Join Physics Forums Today!
The friendliest, high quality science and math community on the planet! Everyone who loves science is here!

Degenerate basis, incomplete set of operators

  1. Apr 8, 2009 #1

    Pengwuino

    User Avatar
    Gold Member

    I may have heard this or understood this incorrectly, so if i am asking the wrong question, feel free to correct me. As I understand it, if you have a degenerate set of simultaneous eigenvectors, you haven't specified a complete set of operators. For example, the hydrogen atom. You typically have the Hamiltonian, angular momentum, spin in elementary discussions. However, as I understand it, the eigenfunctions aren't complete and a final operator is needed (I forget the name). The thing I don't understand is a) how you would determine that final operator and b) how exactly adding operators would even help to prevent a set of eigenvectors from being degenerate.
     
  2. jcsd
  3. Apr 8, 2009 #2

    strangerep

    User Avatar
    Science Advisor

    I'm guessing you mean something involving the Laplace-Lenz-Runge vector?
    http://en.wikipedia.org/wiki/Laplace–Runge–Lenz_vector

    Part (b) is just the standard spectral theorem from linear algebra. A single self-adjoint
    operator's eigenspaces span the original space. Then, given another self-adjoint operator
    that commutes with the first, you can re-apply the theorem to each of these eigenspaces.
    For the finite-dimensional case, this process must eventually terminate, given enough
    mutually-commuting self-adjoint operators. (The inf-dim case is trickier of course.)

    As for part (a), that boils down to finding the dynamical group containing the Hamiltonian.
    Alternatively, there are procedures for decomposing the Hamiltonian in terms of a "chain"
    of subalgebras and the Casimir operators thereof. I.e., figure out the symmetry group
    of the degenerate eigenspaces, construct projection operators from these eigenspaces,
    and try to recast the original Hamiltonian in terms of these. Typically, you'll find there's
    something leftover, and that gives the necessary hint.
     
  4. Apr 10, 2009 #3

    alxm

    User Avatar
    Science Advisor

    I'm not sure what you're getting at, but the solutions to the Hydrogen atom do not form a complete set, not due to degeneracy but due to the continuum of states for E > 0, where the thing is no longer square-integrable.
     
Know someone interested in this topic?

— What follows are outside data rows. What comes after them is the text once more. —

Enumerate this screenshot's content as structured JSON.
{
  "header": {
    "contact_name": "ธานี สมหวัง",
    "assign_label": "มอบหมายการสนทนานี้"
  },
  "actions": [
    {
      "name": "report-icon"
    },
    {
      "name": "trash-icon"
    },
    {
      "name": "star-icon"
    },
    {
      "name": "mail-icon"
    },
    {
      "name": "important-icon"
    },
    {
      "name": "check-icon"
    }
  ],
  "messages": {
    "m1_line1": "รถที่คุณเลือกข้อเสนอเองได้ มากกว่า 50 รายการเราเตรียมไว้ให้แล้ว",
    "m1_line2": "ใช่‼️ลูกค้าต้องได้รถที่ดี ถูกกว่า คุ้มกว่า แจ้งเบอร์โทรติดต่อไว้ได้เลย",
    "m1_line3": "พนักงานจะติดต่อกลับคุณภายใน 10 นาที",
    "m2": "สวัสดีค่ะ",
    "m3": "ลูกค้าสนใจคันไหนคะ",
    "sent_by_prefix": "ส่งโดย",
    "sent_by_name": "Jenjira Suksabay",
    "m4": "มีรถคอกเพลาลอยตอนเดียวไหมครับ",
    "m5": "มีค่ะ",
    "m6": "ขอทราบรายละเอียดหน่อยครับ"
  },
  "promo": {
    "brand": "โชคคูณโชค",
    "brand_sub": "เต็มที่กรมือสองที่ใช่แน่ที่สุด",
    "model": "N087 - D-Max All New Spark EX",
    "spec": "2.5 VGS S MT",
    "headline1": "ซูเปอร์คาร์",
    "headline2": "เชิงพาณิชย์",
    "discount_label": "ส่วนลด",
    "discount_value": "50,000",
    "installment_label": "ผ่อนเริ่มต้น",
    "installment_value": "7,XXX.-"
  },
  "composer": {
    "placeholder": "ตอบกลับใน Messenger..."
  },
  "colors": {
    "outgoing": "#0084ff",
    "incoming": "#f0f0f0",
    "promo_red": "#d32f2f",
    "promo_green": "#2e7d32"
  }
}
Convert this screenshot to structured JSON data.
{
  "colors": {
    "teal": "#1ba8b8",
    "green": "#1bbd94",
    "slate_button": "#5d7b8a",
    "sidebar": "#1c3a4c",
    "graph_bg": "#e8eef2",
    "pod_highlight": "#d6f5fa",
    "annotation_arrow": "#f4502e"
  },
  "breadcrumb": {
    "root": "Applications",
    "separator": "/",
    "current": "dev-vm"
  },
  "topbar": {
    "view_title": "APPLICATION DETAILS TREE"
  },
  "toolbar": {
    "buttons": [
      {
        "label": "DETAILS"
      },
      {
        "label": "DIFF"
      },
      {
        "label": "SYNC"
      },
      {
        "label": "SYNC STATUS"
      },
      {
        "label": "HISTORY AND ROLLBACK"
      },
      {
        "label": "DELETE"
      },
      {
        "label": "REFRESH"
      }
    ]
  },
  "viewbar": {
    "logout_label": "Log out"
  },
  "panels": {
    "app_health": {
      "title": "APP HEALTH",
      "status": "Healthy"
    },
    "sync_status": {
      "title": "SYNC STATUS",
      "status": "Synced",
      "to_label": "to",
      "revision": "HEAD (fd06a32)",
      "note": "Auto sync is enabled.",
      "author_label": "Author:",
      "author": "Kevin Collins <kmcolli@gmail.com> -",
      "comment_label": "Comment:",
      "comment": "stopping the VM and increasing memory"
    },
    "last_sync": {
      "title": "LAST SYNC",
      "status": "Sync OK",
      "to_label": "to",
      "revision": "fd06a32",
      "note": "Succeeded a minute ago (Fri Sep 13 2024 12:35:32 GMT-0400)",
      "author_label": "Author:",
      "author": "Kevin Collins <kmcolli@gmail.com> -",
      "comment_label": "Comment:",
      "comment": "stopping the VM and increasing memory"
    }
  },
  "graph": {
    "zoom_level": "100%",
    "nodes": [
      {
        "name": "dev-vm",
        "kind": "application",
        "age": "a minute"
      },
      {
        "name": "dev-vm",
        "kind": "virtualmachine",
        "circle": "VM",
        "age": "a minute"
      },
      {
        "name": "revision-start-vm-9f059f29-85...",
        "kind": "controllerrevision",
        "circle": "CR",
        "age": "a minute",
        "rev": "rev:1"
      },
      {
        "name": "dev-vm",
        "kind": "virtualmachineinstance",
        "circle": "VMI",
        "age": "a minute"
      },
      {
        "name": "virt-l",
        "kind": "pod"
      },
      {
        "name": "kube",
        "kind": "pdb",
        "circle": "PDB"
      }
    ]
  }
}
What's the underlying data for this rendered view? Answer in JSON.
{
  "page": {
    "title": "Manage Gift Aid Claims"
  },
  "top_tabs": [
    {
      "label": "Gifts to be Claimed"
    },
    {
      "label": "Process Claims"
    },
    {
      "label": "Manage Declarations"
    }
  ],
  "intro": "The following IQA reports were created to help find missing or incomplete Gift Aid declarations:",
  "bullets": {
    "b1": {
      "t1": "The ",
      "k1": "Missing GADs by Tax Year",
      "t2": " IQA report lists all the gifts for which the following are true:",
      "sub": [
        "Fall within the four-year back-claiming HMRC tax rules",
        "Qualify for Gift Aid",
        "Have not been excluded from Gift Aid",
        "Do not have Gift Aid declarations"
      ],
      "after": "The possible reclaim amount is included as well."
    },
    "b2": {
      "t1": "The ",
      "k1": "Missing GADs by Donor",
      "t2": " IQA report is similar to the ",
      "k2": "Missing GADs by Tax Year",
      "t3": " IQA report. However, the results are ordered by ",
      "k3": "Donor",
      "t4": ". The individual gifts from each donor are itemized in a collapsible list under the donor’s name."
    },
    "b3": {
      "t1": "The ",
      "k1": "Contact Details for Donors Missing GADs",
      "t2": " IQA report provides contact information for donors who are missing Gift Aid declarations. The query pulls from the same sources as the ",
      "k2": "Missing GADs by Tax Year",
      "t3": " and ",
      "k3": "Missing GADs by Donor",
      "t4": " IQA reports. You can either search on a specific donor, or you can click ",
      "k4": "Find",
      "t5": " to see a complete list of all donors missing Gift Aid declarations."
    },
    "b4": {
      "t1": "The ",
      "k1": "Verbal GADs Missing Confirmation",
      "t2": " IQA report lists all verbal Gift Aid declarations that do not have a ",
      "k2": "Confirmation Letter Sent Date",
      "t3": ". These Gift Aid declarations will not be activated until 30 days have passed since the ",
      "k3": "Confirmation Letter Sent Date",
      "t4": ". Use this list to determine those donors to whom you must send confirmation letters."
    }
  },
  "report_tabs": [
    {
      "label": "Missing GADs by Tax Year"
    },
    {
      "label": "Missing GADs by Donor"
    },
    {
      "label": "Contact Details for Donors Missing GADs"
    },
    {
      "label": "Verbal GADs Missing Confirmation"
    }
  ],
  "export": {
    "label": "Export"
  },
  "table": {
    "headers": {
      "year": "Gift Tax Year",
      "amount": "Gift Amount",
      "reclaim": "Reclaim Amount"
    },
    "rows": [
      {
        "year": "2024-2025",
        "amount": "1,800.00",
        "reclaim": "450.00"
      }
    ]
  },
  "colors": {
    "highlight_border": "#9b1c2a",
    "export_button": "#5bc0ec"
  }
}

Share this thread via Reddit, Google+, Twitter, or Facebook




Similar Discussions: Degenerate basis, incomplete set of operators
  1. Basis set QM (Replies: 3)

Loading...